AFAIK Safari 3 is still in beta. I’ll worry about it once it’s officially released. That said it works fine for me in Safari 3.03b on XP.

Testing for elem.style.opacity doesn’t work (did you even bother testing this superior alternative before commenting kL?). Even if it did work, IE PC 5.5 & 6 would fail the test.

Before I added the code to omit Opera, opacity was observed not to work in Opera 9.22 Mac. Opera users make up less than 2% of the visitors on the site this technique was developed for. It degrades gracefully. My job is done.

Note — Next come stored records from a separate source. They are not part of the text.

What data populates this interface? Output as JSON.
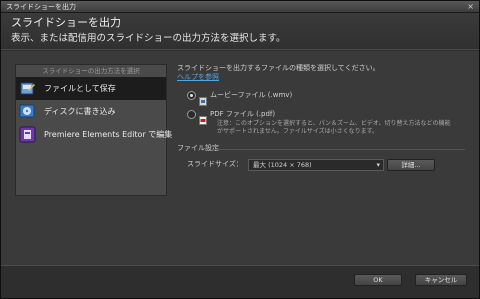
{
  "window": {
    "title": "スライドショーを出力",
    "close_glyph": "×"
  },
  "header": {
    "heading": "スライドショーを出力",
    "subheading": "表示、または配信用のスライドショーの出力方法を選択します。"
  },
  "left_panel": {
    "title": "スライドショーの出力方法を選択",
    "items": [
      {
        "label": "ファイルとして保存",
        "icon": "save-file-icon",
        "active": true
      },
      {
        "label": "ディスクに書き込み",
        "icon": "burn-disc-icon",
        "active": false
      },
      {
        "label": "Premiere Elements Editor で編集",
        "icon": "premiere-elements-icon",
        "active": false
      }
    ]
  },
  "right_panel": {
    "instruction": "スライドショーを出力するファイルの種類を選択してください。",
    "help_link": "ヘルプを参照",
    "options": [
      {
        "label": "ムービーファイル (.wmv)",
        "icon": "movie-file-icon",
        "selected": true
      },
      {
        "label": "PDF ファイル (.pdf)",
        "icon": "pdf-file-icon",
        "selected": false
      }
    ],
    "pdf_note_line1": "注意：このオプションを選択すると、パン＆ズーム、ビデオ、切り替え方法などの機能",
    "pdf_note_line2": "がサポートされません。ファイルサイズは小さくなります。",
    "file_settings_label": "ファイル設定",
    "slide_size_label": "スライドサイズ：",
    "slide_size_value": "最大 (1024 × 768)",
    "details_button": "詳細..."
  },
  "footer": {
    "ok": "OK",
    "cancel": "キャンセル"
  },
  "colors": {
    "link": "#4fa8e8",
    "active_nav": "#1c1c1c",
    "panel": "#4a4a4a"
  }
}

Seems I forgot my usual disclaimer: this script is offered as is. It works for me. If it doesn’t work for you—technically, morally, whatever—don’t use it. Like the Michael McGrady/Disney method of styling inputs better? Use it. Think you can improve on my approach? Do it. Once you’ve done the work, share it. And then get on with your life.

Author
Shaun Inman
Posted
Sep 11th, 2007 10:20 am
029

Unfortunately, in IE7 the file control can track outside of the container-tag. Adding the following code to your javascript solves the problem:

var x = e.pageX - ox;
var y = e.pageY - oy;
var w = this.file.offsetWidth;
var h = this.file.offsetHeight;

/// ADDED CODE START ------------------
    // Fix for IE7+, otherwise the control can get dragged outside despite overflow: hidden;
    if (x < 0 || y < 0 || x > this.offsetWidth || y > this.offsetHeight) { 
        x = 0; y = 0; h = 0; w = 30;
    }
/// ADDED CODE END ---------------

this.file.style.top     = y - (h / 2)  + 'px';
this.file.style.left    = x - (w - 30) + 'px';
Author
jxtps
Posted
Feb 9th, 2009 11:46 am